The first collective agreement in the history of Spanish women's football, a deal that will improve conditions for top-flight players, has been signed after 16 months of negotiations.
In November, players went on strike for the first time ever when negotiations broke down after over a year.
"This Collective Agreement will give security to the group with a framework of employment relations already set that equals women with men in football.
"The signing of this agreement is a historic event for Spanish sport and also a source of inspiration for the other colleagues who practise other sports," the Association of Spanish Footballers (AFE) said in a statement.
As part of the deal, players will get an annual minimum salary of €16,000 with those on part-time contracts receiving 75% of the full-time salary. They will have a 35-hour working week with 30 days of paid vacation and their salary is guaranteed in the event of injury.
Should a player become pregnant while in the final year of her contract, she can opt to automatically be given a one-year contract extension.
Clubs had maintained that they could not afford to meet the terms and argued that some of the 16 teams that compose the Primera Iberdrola would go out of business.
"This is a starting point, not a point of arrival," Spanish Sports Council president Irene Lozano told reporters. "We need to keep building on this foundation, but it's a historic day... It's also very important for Spanish women because women know that when a collective advances, we all advance."
The agreement was helped when the Spanish broadcasting group Mediapro, which purchased the television rights of 12 Primera Iberdrola clubs in March 2019 for €3 million per season for the next three campaigns, added another €1.1m per season to the deal.
"Mediapro has been key in solving the problem, showing, once again, its firm commitment to women's football," the clubs said in a statement.
The Spanish FA announced last month it had taken steps to facilitate the collective agreement.
The federation said that clubs of the first and second division would be allowed to join the Royal Spanish Football Federation (RFEF) Lite Program, which offers each club €500,000 and €100,000, respectively, per season.
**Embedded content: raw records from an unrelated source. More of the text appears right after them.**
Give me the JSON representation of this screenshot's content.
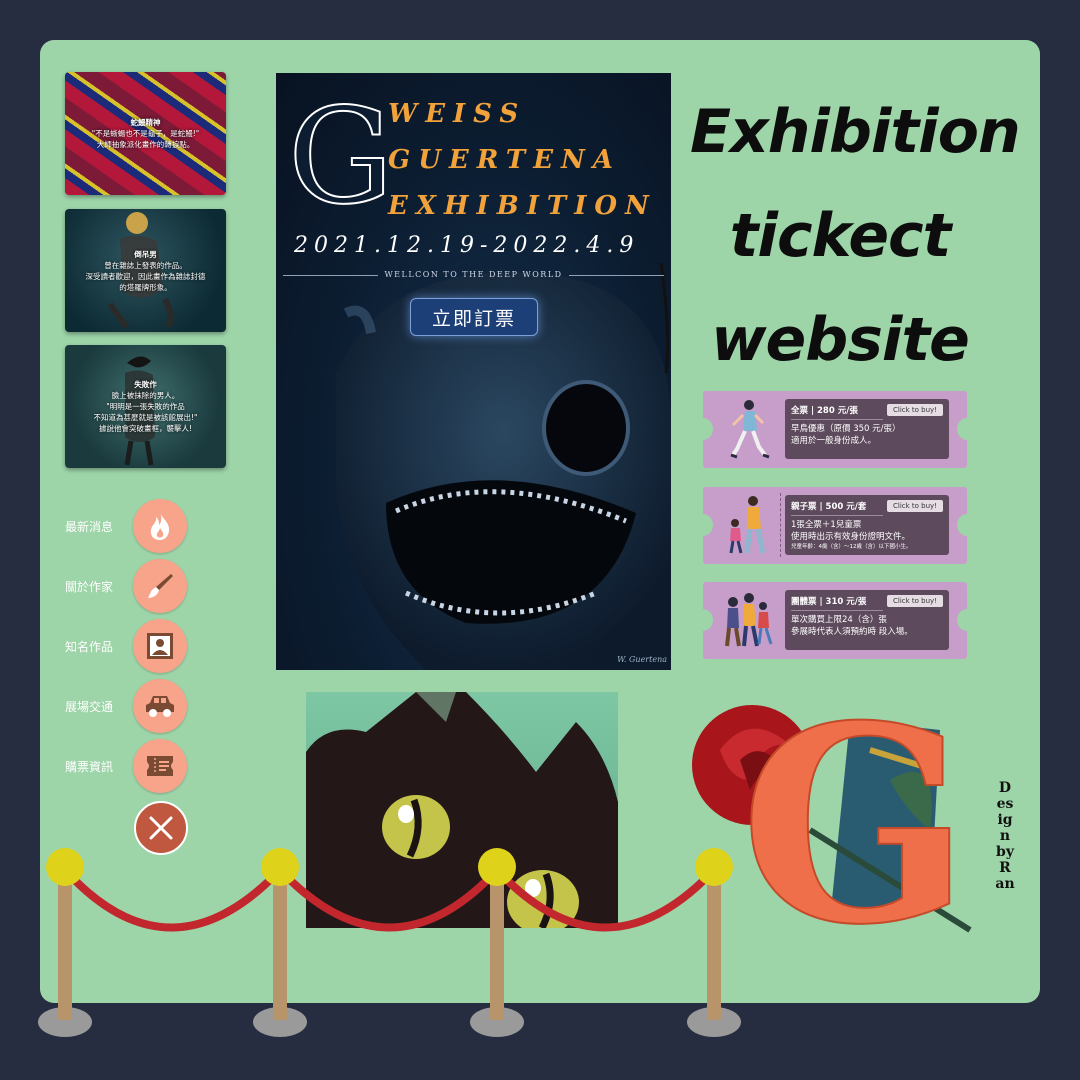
{
  "colors": {
    "background": "#272d41",
    "board": "#9dd4a8",
    "nav_circle": "#f7a48b",
    "close_circle": "#c0583f",
    "ticket": "#c79ec9",
    "ticket_info": "#5d4a5c",
    "poster_title": "#f2a23a"
  },
  "gallery": [
    {
      "title": "蛇鰻精神",
      "lines": [
        "\"不是蜥蜴也不是龜子，是蛇鰻!\"",
        "大師抽象派化畫作的轉捩點。"
      ]
    },
    {
      "title": "倒吊男",
      "lines": [
        "曾在雜誌上發表的作品。",
        "深受讀者歡迎，因此畫作為雜誌封德",
        "的塔羅牌形象。"
      ]
    },
    {
      "title": "失敗作",
      "lines": [
        "臉上被抹除的男人。",
        "\"明明是一張失敗的作品",
        "不知道為甚麼就是被該館展出!\"",
        "據說他會突破畫框，襲擊人!"
      ]
    }
  ],
  "nav": {
    "items": [
      {
        "label": "最新消息",
        "icon": "flame-icon"
      },
      {
        "label": "關於作家",
        "icon": "brush-icon"
      },
      {
        "label": "知名作品",
        "icon": "picture-icon"
      },
      {
        "label": "展場交通",
        "icon": "car-icon"
      },
      {
        "label": "購票資訊",
        "icon": "ticket-icon"
      }
    ],
    "close_icon": "close-icon"
  },
  "poster": {
    "letter": "G",
    "title_lines": [
      "WEISS",
      "GUERTENA",
      "EXHIBITION"
    ],
    "dates": "2021.12.19-2022.4.9",
    "tagline": "WELLCON TO THE DEEP WORLD",
    "buy_label": "立即訂票",
    "signature": "W. Guertena"
  },
  "heading": {
    "lines": [
      "Exhibition",
      "tickect",
      "website"
    ]
  },
  "tickets": [
    {
      "title": "全票 | 280 元/張",
      "click": "Click to buy!",
      "lines": [
        "早鳥優惠（原價 350 元/張）",
        "適用於一般身份成人。"
      ],
      "note": ""
    },
    {
      "title": "親子票 | 500 元/套",
      "click": "Click to buy!",
      "lines": [
        "1張全票＋1兒童票",
        "使用時出示有效身份證明文件。"
      ],
      "note": "兒童年齡：4歲（含）～12歲（含）以下國小生。"
    },
    {
      "title": "團體票 | 310 元/張",
      "click": "Click to buy!",
      "lines": [
        "單次購買上限24（含）張",
        "參展時代表人須預約時 段入場。"
      ],
      "note": ""
    }
  ],
  "logo": {
    "letter": "G"
  },
  "credit": "Design by Ran"
}
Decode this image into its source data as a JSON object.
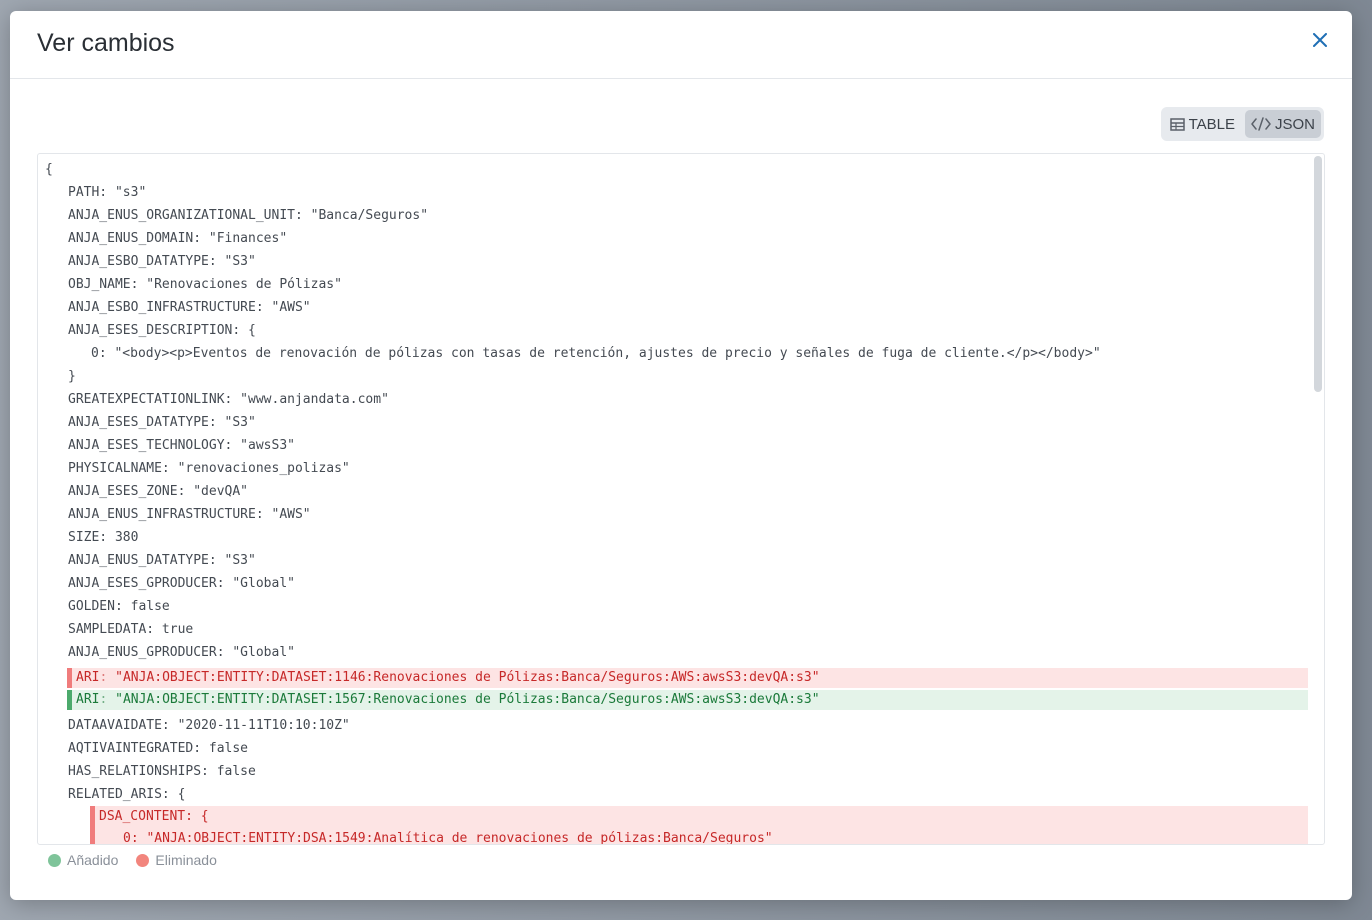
{
  "modal": {
    "title": "Ver cambios"
  },
  "view_toggle": {
    "table_label": "TABLE",
    "json_label": "JSON",
    "active": "JSON"
  },
  "json": {
    "open_brace": "{",
    "lines": [
      "PATH: \"s3\"",
      "ANJA_ENUS_ORGANIZATIONAL_UNIT: \"Banca/Seguros\"",
      "ANJA_ENUS_DOMAIN: \"Finances\"",
      "ANJA_ESBO_DATATYPE: \"S3\"",
      "OBJ_NAME: \"Renovaciones de Pólizas\"",
      "ANJA_ESBO_INFRASTRUCTURE: \"AWS\"",
      "ANJA_ESES_DESCRIPTION: {"
    ],
    "description_item": "0: \"<body><p>Eventos de renovación de pólizas con tasas de retención, ajustes de precio y señales de fuga de cliente.</p></body>\"",
    "close_brace": "}",
    "lines2": [
      "GREATEXPECTATIONLINK: \"www.anjandata.com\"",
      "ANJA_ESES_DATATYPE: \"S3\"",
      "ANJA_ESES_TECHNOLOGY: \"awsS3\"",
      "PHYSICALNAME: \"renovaciones_polizas\"",
      "ANJA_ESES_ZONE: \"devQA\"",
      "ANJA_ENUS_INFRASTRUCTURE: \"AWS\"",
      "SIZE: 380",
      "ANJA_ENUS_DATATYPE: \"S3\"",
      "ANJA_ESES_GPRODUCER: \"Global\"",
      "GOLDEN: false",
      "SAMPLEDATA: true",
      "ANJA_ENUS_GPRODUCER: \"Global\""
    ],
    "ari_removed_key": "ARI",
    "ari_removed_value": "\"ANJA:OBJECT:ENTITY:DATASET:1146:Renovaciones de Pólizas:Banca/Seguros:AWS:awsS3:devQA:s3\"",
    "ari_added_key": "ARI",
    "ari_added_value": "\"ANJA:OBJECT:ENTITY:DATASET:1567:Renovaciones de Pólizas:Banca/Seguros:AWS:awsS3:devQA:s3\"",
    "lines3": [
      "DATAAVAIDATE: \"2020-11-11T10:10:10Z\"",
      "AQTIVAINTEGRATED: false",
      "HAS_RELATIONSHIPS: false",
      "RELATED_ARIS: {"
    ],
    "dsa_key": "DSA_CONTENT",
    "dsa_brace": "{",
    "dsa_item_index": "0",
    "dsa_item_value": "\"ANJA:OBJECT:ENTITY:DSA:1549:Analítica de renovaciones de pólizas:Banca/Seguros\""
  },
  "legend": {
    "added_label": "Añadido",
    "removed_label": "Eliminado",
    "added_color": "#7fc49a",
    "removed_color": "#f2857d"
  },
  "colors": {
    "close_icon": "#1f6fb5",
    "removed_bg": "#fde4e4",
    "added_bg": "#e4f3e9"
  },
  "icons": {
    "close": "close-icon",
    "table": "table-icon",
    "json": "code-icon"
  }
}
Until now, only three clubs -- Barcelona, Athletic Club and CD Tacon -- that were not part of the Association of Women's Football Clubs (ACFF) could benefit from it.
The RFEF also accepted the ACFF's proposal to allow Mediapro to continue to show two games per round as well as freeing other games to be broadcast on national television this season.
The union said the strike action on Nov. 16, the first since the league creation in 1988, was pivotal.
"The strike proved crucial and was a turning point in what has been a long process that finally the negotiations were unblocked," AFE said in a statement.
The collective agreement will be extended from season to season.